And we're up and running! Although I received my BMR's a week ago, the electronics to drive them didn't arrive until this week . . . while I was out of state at a conference. But I got home last night at 4:00 a.m., and I was up first thing this morning putting my system together.
Said system is a new Parasound ZPre3 preamp (their half-rack size offering), an Onkyo cd player I originally got a year ago to listen to headphones, a very old Parasound HCA 1200 ii amp (one of the old John Curl THX certified designs with a mighty 205 wpc). And now, a pair of Philharmonic Audio BMR Philharmonitors.
I've been listening to some of my favorite cd's all day. Either the BMR's or the Parasound Amp needed some time to get warmed up. The 32 hz test note included on Dennis' test cd (which is fantastic, btw) caused an alarming rattle out of the right speaker when I first tried it out. But after a few hours of listening, I tried it again and everything was smooth as butter. As advertised, these speakers put on a very real, very usable, 32 hz sound. I don't know if the original rattle was the fault of the speaker (the amp has not been used for 15 years, so it might have been working out some stiffness itself), but wherever the problem was, it fixed itself in short order.
To get my general first-day impression out of the way, these speakers sound beautiful. "Flat" does not sound like either a compliment, nor an adjective for sound. But these speakers *sound* flat, and that's a very huge compliment and a completely appropriate adjective for the sound of these speakers. As many others have mentioned before me, when you first start listening to these, it almost sounds like they're missing a "punch" compared to other speakers. But as you settle in and get used to them, you realize the punch isn't missing . . . it's just exactly where the artist intended it to be, instead of where most speakers tell you it should be. It's actually exciting to focus in on various parts of the spectrum and realize just how smooth and accurate they all sound.
I kicked things off with Pink Floyd's The Final Cut. It's been my favorite album for almost 30 years, and I thought it be a perfect starting point. Not only am I familiar with every tiny nuance, but it's a very dynamic and haunting album, full of silence, some great guitar work from Gilmore, a couple of great sax solo's, and Roger Waters at his most haunting. The latter, in particular, sounded amazing through the BMR's. Waters just wails at various parts of the album, and he had my hair standing on end through Dennis' speakers.

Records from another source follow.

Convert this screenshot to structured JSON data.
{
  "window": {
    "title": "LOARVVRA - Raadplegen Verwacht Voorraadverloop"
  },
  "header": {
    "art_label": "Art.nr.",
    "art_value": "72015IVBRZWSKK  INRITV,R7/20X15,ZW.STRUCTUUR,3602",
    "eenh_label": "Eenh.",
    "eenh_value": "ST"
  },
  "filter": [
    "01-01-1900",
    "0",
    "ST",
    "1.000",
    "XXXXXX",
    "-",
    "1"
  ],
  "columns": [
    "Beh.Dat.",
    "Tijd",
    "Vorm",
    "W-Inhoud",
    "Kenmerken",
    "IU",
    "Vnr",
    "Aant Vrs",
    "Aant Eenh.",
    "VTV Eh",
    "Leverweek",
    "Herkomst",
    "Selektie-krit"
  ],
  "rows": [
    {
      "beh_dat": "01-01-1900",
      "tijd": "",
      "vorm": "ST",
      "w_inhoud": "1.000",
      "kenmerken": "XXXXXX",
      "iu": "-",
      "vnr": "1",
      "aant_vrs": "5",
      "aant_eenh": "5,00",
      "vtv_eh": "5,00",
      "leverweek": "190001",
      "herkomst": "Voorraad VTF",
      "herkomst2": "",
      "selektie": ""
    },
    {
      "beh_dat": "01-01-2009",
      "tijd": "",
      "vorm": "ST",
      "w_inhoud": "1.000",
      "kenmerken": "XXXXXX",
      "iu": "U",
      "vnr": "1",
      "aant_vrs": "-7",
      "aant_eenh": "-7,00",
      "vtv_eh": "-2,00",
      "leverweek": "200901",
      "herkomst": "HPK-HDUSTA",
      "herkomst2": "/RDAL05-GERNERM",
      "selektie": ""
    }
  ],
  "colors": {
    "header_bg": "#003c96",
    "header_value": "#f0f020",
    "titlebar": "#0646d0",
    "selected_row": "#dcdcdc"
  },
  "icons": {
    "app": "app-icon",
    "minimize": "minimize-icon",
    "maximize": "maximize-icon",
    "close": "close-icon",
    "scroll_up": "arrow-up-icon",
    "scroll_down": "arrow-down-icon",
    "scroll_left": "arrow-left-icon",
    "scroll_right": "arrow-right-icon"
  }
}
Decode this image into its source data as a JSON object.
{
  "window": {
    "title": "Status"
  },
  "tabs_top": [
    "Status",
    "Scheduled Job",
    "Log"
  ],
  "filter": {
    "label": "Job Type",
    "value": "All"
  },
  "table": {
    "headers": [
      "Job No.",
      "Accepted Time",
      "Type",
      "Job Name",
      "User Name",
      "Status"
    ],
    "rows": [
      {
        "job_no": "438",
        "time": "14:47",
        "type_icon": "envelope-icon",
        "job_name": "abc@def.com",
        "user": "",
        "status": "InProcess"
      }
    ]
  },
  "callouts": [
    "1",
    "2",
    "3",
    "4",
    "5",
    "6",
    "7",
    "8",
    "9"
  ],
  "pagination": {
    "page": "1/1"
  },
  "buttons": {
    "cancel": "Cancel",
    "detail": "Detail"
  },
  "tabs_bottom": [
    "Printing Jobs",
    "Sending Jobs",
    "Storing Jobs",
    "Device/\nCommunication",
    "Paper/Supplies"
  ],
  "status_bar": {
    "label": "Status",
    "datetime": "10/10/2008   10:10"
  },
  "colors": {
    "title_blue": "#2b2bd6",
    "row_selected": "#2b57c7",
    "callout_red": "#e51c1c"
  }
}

I've been swapping out cd's the rest of the day. So far, the only thing that hasn't sounded good were cd's with lousy production. It's a well-known "fault" of good speakers that crappy-sources sound crappy on them. That's what happens when your speakers are transparent . . . crap going into them will sound like crap going out. But outside of lousy cd production, everything has sounded great. Hell, even the crap sounded like great crap.
So far, I think I'm most impressed with the speaker's namesake, the BMR driver itself. Yes, the Raals are amazing . . . Norah Jones sounds heavenly through them. But the way these BMR's handle complex mid-range passages and vocals is just something else. "Clarity" is a description I usually think of belonging to the highs, not the mids. These mids unbelievably clear. Mids are truly the middle-child of the sound spectrum . . . they don't jump at you like a great high, or pound you like a great low. If BMR's are a middle child, they're the Abraham Lincoln of their driver family. I totally understand why Dennis designed this speaker around them. Wow.
What else can I say? Oh, I can perhaps be the first person to not be blown away by the physical size of these speakers. If anything, they were slightly smaller than I expected. That's neither here nor there, but after reading so many initial impressions saying how huge these things were, I thought I'd at least mention it. But although they're not HUGE, they are heavy, and feel incredibly solid when you pick them up. The piano black finish is gorgeous, and I was very impressed with the quality of the binding posts. I got a pair of Pangea 400 24 inch stands for them, filled with cat litter, and they seem to be a good fit. It would take an act of deliberate malice or negligent drunkeness to dislodge them. I've got a couple of cats, so I was a little worried (they can act both malicious and drunk), but between the weight of the speakers and weight of the stands, I think I'm safe.
So let me now officially add my voice to those who've thanked Dennis for putting out such an amazing speaker. I'm really glad they're going to live on at Salk, and I'm honored to get my hands on one of the last pairs made under the Philharmonic name. Dennis is a great speaker designer and a great guy, and he's created quite a legacy for himself with these speakers.
Last edited by overg; 05-19-2019 at 05:17 AM.